If we consider the definition of rehabilitation as “a set of measures that assist individuals who experience, or are likely to experience, disability to achieve and maintain optimal functioning in interaction with their environments”, then rehabilitation is in effect composed of multiple components or “interventions”.

Most individuals participating in rehabilitation require interventions addressing one, many factors that are contributing to reduced functioning, with the overriding goal of rehabilitation being to utilise appropriate interventions that allow the individual to optimise their function.

The timing and type of intervention that a rehabilitation provider selects depend greatly on several factors which include: the aetiology and severity of the person’s health condition; the prognosis; the way in which the person’s condition affects their ability to function in their environment; as well as the individual’s identified personal goals and what it is they want to achieve from the rehabilitation process.

Different rehabilitation settings may vary in their capacities to provide specific intensities of therapies, and rehabilitation itself may vary in its intensity, generally measured by the frequency and duration of individual interventions or treatment sessions.

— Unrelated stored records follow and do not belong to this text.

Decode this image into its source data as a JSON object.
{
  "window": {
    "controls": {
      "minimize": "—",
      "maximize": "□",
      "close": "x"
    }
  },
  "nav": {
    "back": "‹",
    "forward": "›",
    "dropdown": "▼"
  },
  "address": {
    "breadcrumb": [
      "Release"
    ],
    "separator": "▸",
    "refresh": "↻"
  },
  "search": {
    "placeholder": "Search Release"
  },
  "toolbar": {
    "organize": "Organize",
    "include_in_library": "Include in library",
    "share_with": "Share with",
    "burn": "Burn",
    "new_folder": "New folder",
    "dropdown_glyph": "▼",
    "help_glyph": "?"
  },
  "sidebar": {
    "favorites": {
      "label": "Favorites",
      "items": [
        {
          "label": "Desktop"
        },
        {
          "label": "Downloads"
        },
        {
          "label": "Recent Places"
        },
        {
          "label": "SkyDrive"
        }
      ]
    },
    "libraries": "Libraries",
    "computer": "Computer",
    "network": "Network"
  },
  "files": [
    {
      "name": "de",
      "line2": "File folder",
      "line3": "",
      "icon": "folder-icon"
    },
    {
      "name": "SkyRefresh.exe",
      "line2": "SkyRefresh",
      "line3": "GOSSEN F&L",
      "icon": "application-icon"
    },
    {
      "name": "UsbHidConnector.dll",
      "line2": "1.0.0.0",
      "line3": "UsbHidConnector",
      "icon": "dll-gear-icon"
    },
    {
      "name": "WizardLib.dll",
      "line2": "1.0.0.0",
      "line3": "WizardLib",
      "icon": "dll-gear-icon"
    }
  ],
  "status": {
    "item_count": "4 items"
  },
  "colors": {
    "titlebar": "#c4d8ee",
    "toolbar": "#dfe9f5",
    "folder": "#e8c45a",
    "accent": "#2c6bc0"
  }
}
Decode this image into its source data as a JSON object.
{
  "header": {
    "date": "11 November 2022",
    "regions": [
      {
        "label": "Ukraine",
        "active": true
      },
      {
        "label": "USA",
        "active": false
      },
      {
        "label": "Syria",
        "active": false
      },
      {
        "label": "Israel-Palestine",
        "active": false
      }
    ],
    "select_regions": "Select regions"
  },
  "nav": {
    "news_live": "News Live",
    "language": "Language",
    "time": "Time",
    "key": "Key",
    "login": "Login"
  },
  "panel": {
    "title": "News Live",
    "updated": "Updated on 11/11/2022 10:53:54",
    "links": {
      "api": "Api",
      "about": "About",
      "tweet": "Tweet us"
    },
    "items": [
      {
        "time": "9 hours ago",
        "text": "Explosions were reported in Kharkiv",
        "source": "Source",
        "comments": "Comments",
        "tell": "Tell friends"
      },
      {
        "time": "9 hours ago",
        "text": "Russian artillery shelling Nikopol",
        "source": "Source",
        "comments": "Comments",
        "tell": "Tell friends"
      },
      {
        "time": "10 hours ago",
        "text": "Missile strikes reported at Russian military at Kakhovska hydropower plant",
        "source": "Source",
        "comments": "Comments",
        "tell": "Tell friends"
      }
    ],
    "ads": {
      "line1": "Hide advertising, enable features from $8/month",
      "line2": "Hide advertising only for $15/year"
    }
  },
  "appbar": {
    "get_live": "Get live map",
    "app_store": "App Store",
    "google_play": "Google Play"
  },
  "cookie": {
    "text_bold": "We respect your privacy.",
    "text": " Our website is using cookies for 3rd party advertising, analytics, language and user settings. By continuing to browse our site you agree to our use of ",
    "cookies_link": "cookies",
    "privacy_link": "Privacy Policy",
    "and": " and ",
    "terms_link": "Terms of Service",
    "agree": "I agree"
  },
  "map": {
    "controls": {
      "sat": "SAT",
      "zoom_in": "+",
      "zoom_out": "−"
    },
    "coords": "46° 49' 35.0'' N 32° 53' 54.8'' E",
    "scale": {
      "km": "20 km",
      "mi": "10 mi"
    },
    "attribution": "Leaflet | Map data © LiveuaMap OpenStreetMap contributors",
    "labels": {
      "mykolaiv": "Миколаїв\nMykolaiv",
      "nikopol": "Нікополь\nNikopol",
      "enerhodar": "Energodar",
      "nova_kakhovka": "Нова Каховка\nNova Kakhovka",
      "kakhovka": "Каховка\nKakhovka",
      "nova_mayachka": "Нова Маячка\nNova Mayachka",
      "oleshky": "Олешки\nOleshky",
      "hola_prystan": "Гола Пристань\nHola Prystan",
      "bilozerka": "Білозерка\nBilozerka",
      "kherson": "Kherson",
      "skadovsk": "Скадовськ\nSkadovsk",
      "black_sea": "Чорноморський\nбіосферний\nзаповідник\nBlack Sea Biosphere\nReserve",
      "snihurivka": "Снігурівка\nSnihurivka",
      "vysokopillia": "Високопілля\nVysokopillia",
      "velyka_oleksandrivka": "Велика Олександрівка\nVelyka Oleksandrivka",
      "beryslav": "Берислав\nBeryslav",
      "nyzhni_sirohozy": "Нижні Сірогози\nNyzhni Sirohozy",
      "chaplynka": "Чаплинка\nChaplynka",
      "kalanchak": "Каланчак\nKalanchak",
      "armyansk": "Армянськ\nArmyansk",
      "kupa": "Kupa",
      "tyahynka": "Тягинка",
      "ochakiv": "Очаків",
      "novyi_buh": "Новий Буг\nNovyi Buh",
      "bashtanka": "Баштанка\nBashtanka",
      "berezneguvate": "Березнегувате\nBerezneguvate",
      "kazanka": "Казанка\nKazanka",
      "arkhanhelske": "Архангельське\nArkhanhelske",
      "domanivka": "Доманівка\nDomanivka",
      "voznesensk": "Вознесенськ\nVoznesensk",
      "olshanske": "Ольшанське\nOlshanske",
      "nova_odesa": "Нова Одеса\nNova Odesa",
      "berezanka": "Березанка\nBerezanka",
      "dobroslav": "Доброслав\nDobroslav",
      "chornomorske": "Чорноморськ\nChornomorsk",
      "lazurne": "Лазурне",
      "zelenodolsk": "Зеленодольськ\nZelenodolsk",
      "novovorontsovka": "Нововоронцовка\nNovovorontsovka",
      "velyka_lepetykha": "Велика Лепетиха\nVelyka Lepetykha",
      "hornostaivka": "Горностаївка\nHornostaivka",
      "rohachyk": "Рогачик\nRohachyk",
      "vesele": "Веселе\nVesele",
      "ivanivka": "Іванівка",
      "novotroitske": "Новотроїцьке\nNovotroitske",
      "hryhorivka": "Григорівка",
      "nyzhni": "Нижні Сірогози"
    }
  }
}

The selection of rehabilitation interventions and intensity of rehabilitation should always be based on the individual patient’s needs, which should include their tolerance of therapeutic activities.

More importantly, rehabilitation interventions should be generally outcome-oriented, in that rehabilitation goals are developed to achieve a specific outcome that is based on the following five broad areas:

  • Prevention of the loss of function
  • Slowing the rate of loss of function
  • Improvement or restoration of function
  • Compensation for loss of function (compensatory strategies)
  • Maintenance of current function

Rehabilitation intervention is provided across the whole range of healthcare settings including the primary care setting, in the acute hospital setting (during an inpatient episode or as an outpatient referral) or in the community settings. The breadth of rehabilitation means that a range of organisations may contribute to meeting a person’s individual needs.

Rehabilitation interventions are hugely diverse and, except in rare instances, require the involvement of many different health and rehabilitation professionals and cross multiple disciplines often at the same time, which as a result make the classification of rehabilitation interventions quite complex. It is this complexity that makes the classification of rehabilitation interventions a challenge, and as a result, there is still no classification that has been universally accepted across all fields of rehabilitation currently, despite several attempts made to develop a classification system to fully describe rehabilitation interventions.

The success of most, if not all, rehabilitation interventions is entirely dependent on the commitment and engagement of the people receiving the service. For example, assistive technology or strength training is irrelevant if the person does not want to use the device or undertake exercises. Therefore, rehabilitation requires some level of patient motivation and adherence to be effective.

H/T Physiopedia